Let me first say that I highly recommend the film if you are a fan of thrillers and/or action films. It succeeds well on both fronts. However, there is much more to this movie, particularly the fantastic talents of Saoirse Ronan. You will remember her stunning turn in both Atonement and The Lovely Bones. Here she plays Hanna, a girl raised in the deep forest by her father (Eric Bana). His sole purpose in raising her was to train her to be a deadly weapon in any situation. Oh and he also “schooled” her with some generic encyclopedia that has the look of a gas station giveaway. Her head is filled with facts, figures and data on all parts of the world, and somehow she speaks an infinite number of languages.

When she finally tires of gutting deer in the wild, she tells her father she is “ready”. We then find out that her father is some type of former CIA agent and with the flip of a sonar switch, the two separate and the CIA moves in to capture her. While sitting in a secured bunker in the desert, her “mission” becomes clear. She is to kill the CIA agent played by Cate Blanchett, who is connected to Hanna’s “birth” and the death of her mother. That’s when the movie kicks into gear.

 What follows are some terrific action and fight sequences, a wonderful segment where Hanna hangs out with a traveling British family led by Olivia Williams and Jason Flemyng … and their daughter Sophie, played exceptionally well by Jessica Barden. The “friendship” that Sophie and Hanna create really brings into focus how sheltered from society Hanna has been.

The cat and mouse chase with Blanchett and her thugs would have worked even better if Blanchett’s character had been better defined and she wasn’t just god-awful in it. Usually Ms. Blanchett is a strong actress who adds much to a film. Here, she is the dead-weight keeping it from reaching even greater heights.  And what’s with her dental hygenic practices?
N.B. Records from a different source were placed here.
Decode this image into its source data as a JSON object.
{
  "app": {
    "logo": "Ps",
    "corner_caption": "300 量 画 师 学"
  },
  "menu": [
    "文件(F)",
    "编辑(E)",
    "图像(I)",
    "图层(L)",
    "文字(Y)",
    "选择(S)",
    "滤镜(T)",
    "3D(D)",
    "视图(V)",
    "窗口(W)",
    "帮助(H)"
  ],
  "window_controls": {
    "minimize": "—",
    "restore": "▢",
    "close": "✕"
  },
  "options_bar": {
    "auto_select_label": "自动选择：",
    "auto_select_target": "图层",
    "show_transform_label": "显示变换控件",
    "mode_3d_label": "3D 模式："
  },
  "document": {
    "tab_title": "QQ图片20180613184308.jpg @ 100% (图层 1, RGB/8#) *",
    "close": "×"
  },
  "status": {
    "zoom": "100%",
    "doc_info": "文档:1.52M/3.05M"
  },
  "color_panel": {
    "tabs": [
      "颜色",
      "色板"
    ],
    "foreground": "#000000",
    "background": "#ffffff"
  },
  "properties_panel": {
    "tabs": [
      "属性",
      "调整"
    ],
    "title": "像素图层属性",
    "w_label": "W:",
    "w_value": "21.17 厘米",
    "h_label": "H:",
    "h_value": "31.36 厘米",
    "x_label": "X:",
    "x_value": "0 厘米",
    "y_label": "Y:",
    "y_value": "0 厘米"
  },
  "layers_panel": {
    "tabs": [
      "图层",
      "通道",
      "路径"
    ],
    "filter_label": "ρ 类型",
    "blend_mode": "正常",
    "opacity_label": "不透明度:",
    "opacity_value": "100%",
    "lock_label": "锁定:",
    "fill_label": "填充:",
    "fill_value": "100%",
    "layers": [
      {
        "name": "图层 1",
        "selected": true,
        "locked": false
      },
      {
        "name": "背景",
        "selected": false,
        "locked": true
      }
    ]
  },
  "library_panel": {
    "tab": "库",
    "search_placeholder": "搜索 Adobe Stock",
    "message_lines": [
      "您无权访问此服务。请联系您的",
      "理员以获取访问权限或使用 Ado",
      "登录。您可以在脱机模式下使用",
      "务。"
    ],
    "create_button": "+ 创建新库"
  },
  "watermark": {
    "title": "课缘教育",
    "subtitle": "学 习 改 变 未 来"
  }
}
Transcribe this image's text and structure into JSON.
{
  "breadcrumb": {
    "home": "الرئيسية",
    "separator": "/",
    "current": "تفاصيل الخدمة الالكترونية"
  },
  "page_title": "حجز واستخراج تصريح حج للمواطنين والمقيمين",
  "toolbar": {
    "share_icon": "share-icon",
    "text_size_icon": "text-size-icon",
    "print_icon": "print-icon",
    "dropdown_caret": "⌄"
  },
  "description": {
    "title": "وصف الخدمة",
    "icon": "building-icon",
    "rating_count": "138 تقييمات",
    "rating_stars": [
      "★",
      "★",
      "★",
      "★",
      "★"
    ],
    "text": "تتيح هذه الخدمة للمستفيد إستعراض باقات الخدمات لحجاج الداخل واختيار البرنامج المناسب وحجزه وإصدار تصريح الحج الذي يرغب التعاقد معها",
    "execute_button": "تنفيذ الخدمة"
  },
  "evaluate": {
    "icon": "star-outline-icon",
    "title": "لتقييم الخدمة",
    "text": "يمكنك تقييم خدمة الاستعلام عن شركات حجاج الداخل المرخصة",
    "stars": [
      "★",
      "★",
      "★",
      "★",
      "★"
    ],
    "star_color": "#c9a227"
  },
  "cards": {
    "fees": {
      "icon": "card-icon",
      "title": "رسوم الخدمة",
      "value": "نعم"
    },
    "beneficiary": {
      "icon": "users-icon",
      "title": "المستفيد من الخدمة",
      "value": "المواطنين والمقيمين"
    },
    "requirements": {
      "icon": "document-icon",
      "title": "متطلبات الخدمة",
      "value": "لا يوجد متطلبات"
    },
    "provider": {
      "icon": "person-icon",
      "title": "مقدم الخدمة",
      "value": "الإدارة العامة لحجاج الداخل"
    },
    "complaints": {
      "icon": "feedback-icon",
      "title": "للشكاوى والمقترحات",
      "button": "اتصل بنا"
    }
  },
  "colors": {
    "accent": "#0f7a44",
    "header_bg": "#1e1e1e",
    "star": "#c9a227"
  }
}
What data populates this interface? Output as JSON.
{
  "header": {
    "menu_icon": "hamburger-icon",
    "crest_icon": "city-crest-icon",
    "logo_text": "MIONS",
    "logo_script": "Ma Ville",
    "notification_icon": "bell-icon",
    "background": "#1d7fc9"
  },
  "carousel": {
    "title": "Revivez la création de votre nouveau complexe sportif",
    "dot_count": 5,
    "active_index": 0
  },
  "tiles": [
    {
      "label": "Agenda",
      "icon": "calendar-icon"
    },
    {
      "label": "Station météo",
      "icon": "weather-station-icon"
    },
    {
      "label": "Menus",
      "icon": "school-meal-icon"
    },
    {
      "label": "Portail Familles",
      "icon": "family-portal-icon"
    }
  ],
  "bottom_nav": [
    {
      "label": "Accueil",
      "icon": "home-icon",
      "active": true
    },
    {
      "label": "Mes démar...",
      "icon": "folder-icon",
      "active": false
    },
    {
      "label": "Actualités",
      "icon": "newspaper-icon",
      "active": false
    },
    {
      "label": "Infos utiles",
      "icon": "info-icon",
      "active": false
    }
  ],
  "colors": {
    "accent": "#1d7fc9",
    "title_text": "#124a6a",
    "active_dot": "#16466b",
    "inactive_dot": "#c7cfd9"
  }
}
 The film is directed by Joe Wright, who has also provided Pride and Prejudice, Atonement, and The Soloist. The man knows how to make a movie … and that’s why this is so much more than an action flick. I must also mention that the Chemical Brothers are standouts with the film score, and though it catches you off guard at first, it really adds impact and effect to the film. There have been a few recent films with young girls in action/fight films. And while Chloe Moretz was excellent in Kick-Ass, this film is far superior. Get to know Saoirse (pronounced Sur-Shuh) Ronan. She is a real talent!

SEE THIS MOVIE IF: you are a fan of the action-thriller genre … especially those with a twist

SKIP THIS MOVIE IF: you’ve had your fill of fight scenes OR anytime you see a female field dress a large mammal, you think of Sarah Palin